- [DATA SHOWN]:
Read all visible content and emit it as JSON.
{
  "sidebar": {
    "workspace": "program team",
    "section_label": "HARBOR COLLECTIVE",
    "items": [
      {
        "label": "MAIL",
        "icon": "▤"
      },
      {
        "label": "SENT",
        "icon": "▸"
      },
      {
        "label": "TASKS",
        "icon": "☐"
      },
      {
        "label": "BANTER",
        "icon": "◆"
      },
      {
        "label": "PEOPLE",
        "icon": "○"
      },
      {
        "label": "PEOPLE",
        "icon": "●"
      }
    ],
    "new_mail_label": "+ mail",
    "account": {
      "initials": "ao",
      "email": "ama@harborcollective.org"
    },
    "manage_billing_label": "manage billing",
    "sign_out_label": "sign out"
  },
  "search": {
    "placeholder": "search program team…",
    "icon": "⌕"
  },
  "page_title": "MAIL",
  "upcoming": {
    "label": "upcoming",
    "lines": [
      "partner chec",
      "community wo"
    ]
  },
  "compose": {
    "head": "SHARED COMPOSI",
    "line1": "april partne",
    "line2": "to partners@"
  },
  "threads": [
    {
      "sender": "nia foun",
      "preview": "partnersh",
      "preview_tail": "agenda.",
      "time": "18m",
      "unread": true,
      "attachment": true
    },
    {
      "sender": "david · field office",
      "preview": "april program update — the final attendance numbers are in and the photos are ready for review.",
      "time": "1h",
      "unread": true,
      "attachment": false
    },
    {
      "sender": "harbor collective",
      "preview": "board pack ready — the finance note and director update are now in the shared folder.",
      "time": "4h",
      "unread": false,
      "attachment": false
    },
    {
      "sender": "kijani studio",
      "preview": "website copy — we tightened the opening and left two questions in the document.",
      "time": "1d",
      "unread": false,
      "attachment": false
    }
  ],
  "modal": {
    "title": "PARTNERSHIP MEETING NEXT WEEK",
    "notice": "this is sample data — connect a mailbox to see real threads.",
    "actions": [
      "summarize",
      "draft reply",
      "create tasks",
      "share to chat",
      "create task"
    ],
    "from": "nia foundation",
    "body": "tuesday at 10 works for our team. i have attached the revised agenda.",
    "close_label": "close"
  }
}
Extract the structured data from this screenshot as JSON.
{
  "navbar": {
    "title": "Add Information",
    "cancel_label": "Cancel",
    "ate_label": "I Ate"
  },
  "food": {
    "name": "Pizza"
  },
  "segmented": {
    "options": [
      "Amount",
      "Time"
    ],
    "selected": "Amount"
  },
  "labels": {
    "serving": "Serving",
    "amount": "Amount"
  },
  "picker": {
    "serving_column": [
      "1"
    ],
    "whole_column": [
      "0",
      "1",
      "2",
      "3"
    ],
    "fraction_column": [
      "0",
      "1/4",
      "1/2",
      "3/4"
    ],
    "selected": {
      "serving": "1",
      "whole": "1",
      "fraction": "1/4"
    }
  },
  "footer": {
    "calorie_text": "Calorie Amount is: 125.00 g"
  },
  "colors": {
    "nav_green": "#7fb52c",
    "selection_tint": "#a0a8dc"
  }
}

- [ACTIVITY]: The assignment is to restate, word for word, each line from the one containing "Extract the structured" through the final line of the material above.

- [RESULT FOR THIS EXERCISE]:
Extract the structured data from this screenshot as JSON.
{
  "navbar": {
    "title": "Add Information",
    "cancel_label": "Cancel",
    "ate_label": "I Ate"
  },
  "food": {
    "name": "Pizza"
  },
  "segmented": {
    "options": [
      "Amount",
      "Time"
    ],
    "selected": "Amount"
  },
  "labels": {
    "serving": "Serving",
    "amount": "Amount"
  },
  "picker": {
    "serving_column": [
      "1"
    ],
    "whole_column": [
      "0",
      "1",
      "2",
      "3"
    ],
    "fraction_column": [
      "0",
      "1/4",
      "1/2",
      "3/4"
    ],
    "selected": {
      "serving": "1",
      "whole": "1",
      "fraction": "1/4"
    }
  },
  "footer": {
    "calorie_text": "Calorie Amount is: 125.00 g"
  },
  "colors": {
    "nav_green": "#7fb52c",
    "selection_tint": "#a0a8dc"
  }
}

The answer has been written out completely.